1. Find a good spot for your tent. Look for flat, level-ground free of sticks or stumps. If needed, brush aside rocks, branches, pinecones, and any other removable object before setting up your tent floor. Be sure to put these objects back after you leave your campsite. And don’t forget to look up – ensure that your space is free of dead trees or “widow makers,” the low-hanging tree branches that are about to fall.
2. Lay out the footprint. The footprint is essentially a ground tarp that protects the bottom of the tent. Once you’ve found a good spot, lay the footprint flat on the ground, with the shiny side up.
3. Lay out the body of the tent. Place the body of the tent on top of the footprint, matching each corner of the body to each corner of the footprint. Be sure the doors are facing the right direction, taking into account the direction of the wind.
4. Assemble the poles. Take the time to insert each pole carefully into the adjacent pole and make sure each pole is fully seeded in the next. Avoid letting the poles snap by themselves and avoid snapping the poles together under the force of a bungee cord.
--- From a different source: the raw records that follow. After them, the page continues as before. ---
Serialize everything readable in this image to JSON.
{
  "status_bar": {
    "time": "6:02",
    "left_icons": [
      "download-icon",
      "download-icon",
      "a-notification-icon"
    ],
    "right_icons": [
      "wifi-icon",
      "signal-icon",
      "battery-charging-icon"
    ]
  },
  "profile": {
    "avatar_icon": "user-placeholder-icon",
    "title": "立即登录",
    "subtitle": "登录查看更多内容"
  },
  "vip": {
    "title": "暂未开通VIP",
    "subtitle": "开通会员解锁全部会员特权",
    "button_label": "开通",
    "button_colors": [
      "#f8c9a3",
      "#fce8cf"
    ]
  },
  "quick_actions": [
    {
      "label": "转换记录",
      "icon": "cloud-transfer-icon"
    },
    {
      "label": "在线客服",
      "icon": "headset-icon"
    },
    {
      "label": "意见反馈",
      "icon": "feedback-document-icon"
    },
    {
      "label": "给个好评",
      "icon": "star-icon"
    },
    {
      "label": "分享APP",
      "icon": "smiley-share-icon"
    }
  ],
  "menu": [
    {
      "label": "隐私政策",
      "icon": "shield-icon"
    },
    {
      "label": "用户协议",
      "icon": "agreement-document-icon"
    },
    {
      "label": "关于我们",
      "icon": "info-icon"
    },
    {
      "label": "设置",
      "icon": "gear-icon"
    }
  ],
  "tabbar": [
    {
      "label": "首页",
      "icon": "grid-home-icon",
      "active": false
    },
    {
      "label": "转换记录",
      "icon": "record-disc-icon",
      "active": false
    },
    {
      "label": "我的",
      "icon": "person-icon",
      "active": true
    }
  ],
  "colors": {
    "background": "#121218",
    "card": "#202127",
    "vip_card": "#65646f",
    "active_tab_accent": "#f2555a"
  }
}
5. Match the poles to the grommets on the tent body and the footprint. The grommet is the metal ring or eyelet found on each corner of the tent.
6. Attach the tent body to the poles. Raise the tent body up and secure it to the poles, using the clips.
7. Lay out the rain fly on top of the tent. Make sure the fly zippers are closed before attaching the fly to your tent poles. This will avoid potential problems with your fly’s door zippers. Ensure that the door on the rain fly matches up with the door on the tent. Connect the rain fly to each corner of the tent.
8. Stake out the tent. Choose a corner of the tent, and insert a stake into the tie-down loop. Carefully push pegs into the ground at a 45-degree angle, with the top of the peg pointing away from the shelter. To avoid bending a peg when encountering tough soil, never kick the peg with your boot. Instead, use a medium-size rock to gently hammer the peg into the ground. Repeat this on each corner of the tent, followed by the doors and all of the guy lines.
9. Tighten up the rain fly. Tighten the adjustable straps until the fly is covering all sides and corners of the tent floor. Be sure to tension each corner evenly to make sure that the seams line up over the poles.
Want to learn more outdoor skills? Check out AMC’s Mountain Skills Manual.